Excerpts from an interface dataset
——————

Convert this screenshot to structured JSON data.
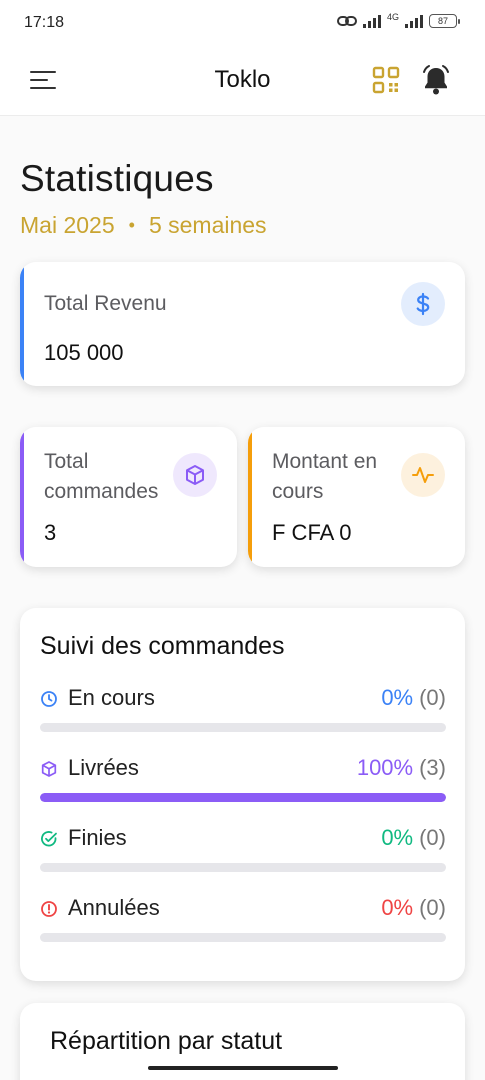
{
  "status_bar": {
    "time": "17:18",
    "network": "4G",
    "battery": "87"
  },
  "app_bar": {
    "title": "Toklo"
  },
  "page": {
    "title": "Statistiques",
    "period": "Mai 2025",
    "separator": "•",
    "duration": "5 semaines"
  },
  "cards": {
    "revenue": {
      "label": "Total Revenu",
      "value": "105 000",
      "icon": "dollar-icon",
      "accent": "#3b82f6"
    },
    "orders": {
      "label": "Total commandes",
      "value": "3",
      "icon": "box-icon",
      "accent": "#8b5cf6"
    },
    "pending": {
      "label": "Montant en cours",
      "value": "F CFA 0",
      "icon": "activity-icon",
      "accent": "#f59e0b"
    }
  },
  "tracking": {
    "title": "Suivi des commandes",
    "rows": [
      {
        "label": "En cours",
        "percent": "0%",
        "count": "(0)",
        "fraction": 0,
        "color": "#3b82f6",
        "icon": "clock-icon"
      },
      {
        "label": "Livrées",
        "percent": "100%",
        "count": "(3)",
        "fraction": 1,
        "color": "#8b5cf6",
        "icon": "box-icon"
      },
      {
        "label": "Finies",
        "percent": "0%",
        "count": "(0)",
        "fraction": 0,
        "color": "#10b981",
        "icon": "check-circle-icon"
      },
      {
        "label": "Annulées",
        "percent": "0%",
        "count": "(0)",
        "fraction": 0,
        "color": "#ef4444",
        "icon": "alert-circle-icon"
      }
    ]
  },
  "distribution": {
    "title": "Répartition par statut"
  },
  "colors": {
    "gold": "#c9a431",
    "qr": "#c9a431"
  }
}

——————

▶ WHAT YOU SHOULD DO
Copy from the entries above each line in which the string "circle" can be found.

▶ SOLUTION FOR THIS TASK
        "icon": "check-circle-icon"
        "icon": "alert-circle-icon"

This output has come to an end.